The Institution of Engineering and Technology (IET), in common with many of its sister learned societies, organises an extensive programme of regional lectures that are designed to inform members and give them the opportunity to meet and exchange views within easy travelling distance of their homes and/or workplace. The Coventry and Warwickshire network of the IET decided to include two talks on HS2 in its current programme – one in support of the proposal and one against – to take place on separate nights, with the talk in support being held first.
For a speaker in favour of HS2 the IET, not surprisingly, approached HS2 Ltd and Andrew Coombes, Head of Specification and Assurance, was the nominee.

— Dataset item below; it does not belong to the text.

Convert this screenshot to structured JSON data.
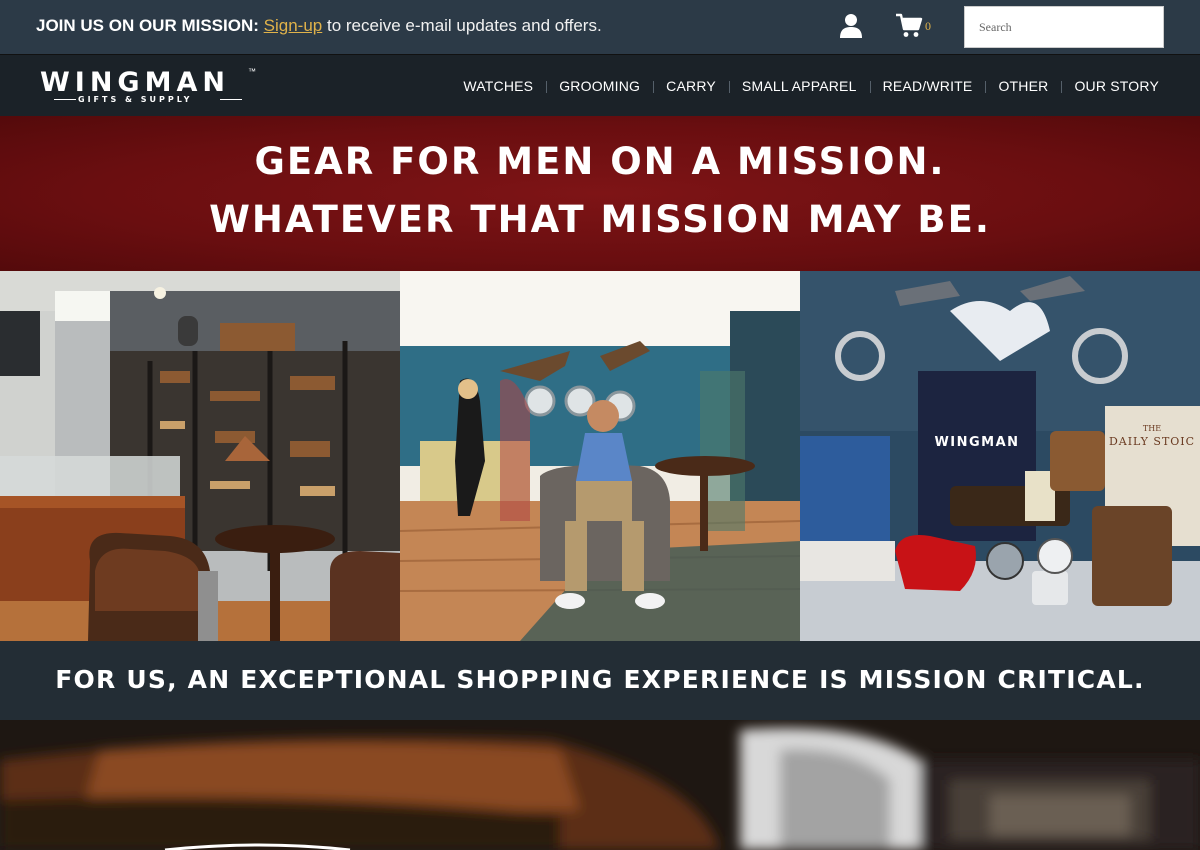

For the contrary view Stop HS2 was asked to furnish a speaker, and Penny Gaines, Chairman of Stop HS2, asked if I would oblige. As a Corporate Member of the IET (MIET) I felt that I could hardly refuse.
Although I have been called upon to give presentations many times when I was working for a living, I have never regarded myself as a natural public speaker, and my compensation for this is to put a great deal of effort into the preparation. However, I felt that this preparatory work got off to a strong start with my choice of a title, High Speed Two: is it on the right track? Who can resist a pun? It was about two days before I was due to give the talk that I learned that the title of the latest House of Commons Transport Committee report on HS2, due to be published the day following my big night, was High speed rail: on track? – that was a trifle disconcerting, but at least I would be able to claim that I used it first. Anyway by the time that I realised that my title was not as clever and original as I had thought, it was too late to turn back; all of the hard work had been put in, and I had a set of presentation slides on my iPad that I was fairly pleased with.
The venue for the talk was the Engineering and Computing Building at Coventry University, a magnificent £55m state-of-the-art facility opened last year. When I duly arrived two weeks before Christmas – not the best time at which to expect people to attend an evening event – the lecture theatre proved to be something of a bear pit. It reminded me of one of the old teaching operating theatres, with students looking down from on high at the surgeon and poor patient below. The space seemed designed to intimidate the most-hardened of presenters.
Since I was talking to an audience that was likely to contain a high proportion of engineers, I had directed my pitch at looking at HS2 as an engineering solution, and giving my view that it had a number of shortcomings in this respect. That had seemed the right way forward when I was preparing for the talk, but as I stood there looking at the tiered, blue-upholstered seats and their occupants that were before me, I must confess that I was full of trepidation, despite the handful of faces that I recognised as members of our campaign who had turned out to give me much-needed support. After all, this was bound to be an intelligent and questioning audience, unlikely to be fobbed off with any unsubstantiated claims that I might try to make. However, at least I had the assurance that I had done my homework and had the facts and figures to hand to back up my views.
Once I had started, adrenalin and autopilot took over and I heard somebody – I wasn’t even sure that it was me – talking. He seemed to sound fairly assured, so I left him to it. I swear that I had an out-of-body experience at one point, looking down on this chap going on about HS2 Phase 1 being over-provisioned with seats.
What, I hear you ask, did I say?
After a very brief overview of the HS2 proposal – after all that was Andrew Coombes’ territory, not mine – I launched into my first main topic, which was the engineering and environmental consequences of meeting the journey time objective that had been set by the business plan. I reminded my audience of what the IET had said in paragraph 6.2 of its response to the 2011 consultation:
“… no analysis has been presented as to why High Speed 2 requires a line speed of 400km/h, when the proximity of UK cities [and other factors] are factored in.”
I also showed examples of the fairly insignificant time penalties that would be incurred with some less environmentally damaging alternative route corridors.
I then spent some time looking at capacity issues and the impact that HS2 Phase 1 might have on traffic on the West Coast Main Line (WCML), employing an analysis of services to and from London. I explained that the WCML supports a number of distinct passenger services and freight trains, and that demand and supply on these services may be characterised using a set of measures. These measures, as I showed, indicate that the most crowded services currently are suburban commuter trains, followed by long-distance commuter trains, and that more train paths are also needed for freight services.
(To be concluded …)